*INPUT:*
########
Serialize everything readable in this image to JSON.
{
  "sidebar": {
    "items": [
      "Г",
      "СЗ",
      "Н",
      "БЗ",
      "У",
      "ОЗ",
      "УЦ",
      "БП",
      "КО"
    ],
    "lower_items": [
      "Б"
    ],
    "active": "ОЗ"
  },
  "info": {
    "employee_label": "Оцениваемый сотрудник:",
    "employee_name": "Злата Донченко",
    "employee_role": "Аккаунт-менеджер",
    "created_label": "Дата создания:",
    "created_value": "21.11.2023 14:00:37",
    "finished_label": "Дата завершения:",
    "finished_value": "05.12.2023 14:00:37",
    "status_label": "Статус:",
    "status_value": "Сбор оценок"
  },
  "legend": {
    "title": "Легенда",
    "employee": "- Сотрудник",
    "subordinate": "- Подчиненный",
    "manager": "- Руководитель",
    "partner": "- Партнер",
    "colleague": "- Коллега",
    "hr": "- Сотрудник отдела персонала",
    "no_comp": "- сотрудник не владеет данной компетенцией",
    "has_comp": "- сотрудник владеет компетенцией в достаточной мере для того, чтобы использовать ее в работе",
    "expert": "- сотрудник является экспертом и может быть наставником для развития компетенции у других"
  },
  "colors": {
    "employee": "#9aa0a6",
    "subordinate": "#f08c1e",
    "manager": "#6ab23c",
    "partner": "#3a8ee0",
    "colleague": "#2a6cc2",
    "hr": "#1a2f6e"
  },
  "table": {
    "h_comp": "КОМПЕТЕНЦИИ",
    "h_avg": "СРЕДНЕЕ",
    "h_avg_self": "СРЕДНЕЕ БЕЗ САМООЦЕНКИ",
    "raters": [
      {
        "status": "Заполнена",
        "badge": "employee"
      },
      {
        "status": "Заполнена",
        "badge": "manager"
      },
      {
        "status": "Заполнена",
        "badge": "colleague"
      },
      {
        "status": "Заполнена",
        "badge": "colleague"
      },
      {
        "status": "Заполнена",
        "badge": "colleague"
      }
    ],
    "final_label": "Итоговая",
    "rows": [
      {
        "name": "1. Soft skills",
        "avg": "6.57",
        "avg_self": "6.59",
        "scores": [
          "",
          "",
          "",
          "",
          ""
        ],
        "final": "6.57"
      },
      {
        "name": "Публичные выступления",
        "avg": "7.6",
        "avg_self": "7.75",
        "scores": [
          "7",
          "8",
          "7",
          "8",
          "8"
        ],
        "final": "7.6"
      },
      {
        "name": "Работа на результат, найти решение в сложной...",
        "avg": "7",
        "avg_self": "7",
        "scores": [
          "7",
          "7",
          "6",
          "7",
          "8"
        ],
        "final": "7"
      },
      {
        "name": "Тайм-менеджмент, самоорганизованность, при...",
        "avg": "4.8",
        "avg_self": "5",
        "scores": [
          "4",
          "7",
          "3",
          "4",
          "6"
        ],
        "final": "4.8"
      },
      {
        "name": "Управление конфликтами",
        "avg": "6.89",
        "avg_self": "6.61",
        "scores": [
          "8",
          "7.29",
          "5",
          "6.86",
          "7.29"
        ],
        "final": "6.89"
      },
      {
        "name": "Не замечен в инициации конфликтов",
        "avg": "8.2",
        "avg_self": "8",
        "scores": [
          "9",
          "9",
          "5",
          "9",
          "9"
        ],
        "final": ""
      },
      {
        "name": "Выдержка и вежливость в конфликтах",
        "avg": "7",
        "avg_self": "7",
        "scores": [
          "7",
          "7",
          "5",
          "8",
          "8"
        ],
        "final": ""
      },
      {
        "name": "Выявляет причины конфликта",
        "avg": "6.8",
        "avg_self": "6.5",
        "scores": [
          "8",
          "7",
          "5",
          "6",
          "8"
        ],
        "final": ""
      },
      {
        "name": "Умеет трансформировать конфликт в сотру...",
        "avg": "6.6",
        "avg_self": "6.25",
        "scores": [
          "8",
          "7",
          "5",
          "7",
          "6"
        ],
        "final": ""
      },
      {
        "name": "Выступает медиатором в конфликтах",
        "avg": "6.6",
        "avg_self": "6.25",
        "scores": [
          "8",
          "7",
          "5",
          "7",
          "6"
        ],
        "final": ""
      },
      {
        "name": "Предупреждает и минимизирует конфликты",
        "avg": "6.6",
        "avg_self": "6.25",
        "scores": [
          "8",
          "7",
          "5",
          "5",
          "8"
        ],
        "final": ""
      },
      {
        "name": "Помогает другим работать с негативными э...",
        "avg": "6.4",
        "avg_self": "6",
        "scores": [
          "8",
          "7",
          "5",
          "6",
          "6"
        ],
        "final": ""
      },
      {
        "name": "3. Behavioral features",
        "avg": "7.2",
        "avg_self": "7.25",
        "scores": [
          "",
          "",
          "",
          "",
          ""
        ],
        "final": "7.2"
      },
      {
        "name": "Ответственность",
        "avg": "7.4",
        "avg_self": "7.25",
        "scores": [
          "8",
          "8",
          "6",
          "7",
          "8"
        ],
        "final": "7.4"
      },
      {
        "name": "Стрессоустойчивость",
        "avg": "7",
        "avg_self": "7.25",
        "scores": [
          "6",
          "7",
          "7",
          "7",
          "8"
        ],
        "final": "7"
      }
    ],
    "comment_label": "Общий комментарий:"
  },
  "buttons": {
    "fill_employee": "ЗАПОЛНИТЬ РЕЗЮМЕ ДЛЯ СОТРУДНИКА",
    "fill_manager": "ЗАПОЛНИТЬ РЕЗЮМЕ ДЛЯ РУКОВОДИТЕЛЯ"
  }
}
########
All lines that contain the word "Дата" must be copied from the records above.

*RESPONSE AREA:*
    "created_label": "Дата создания:",
    "finished_label": "Дата завершения:",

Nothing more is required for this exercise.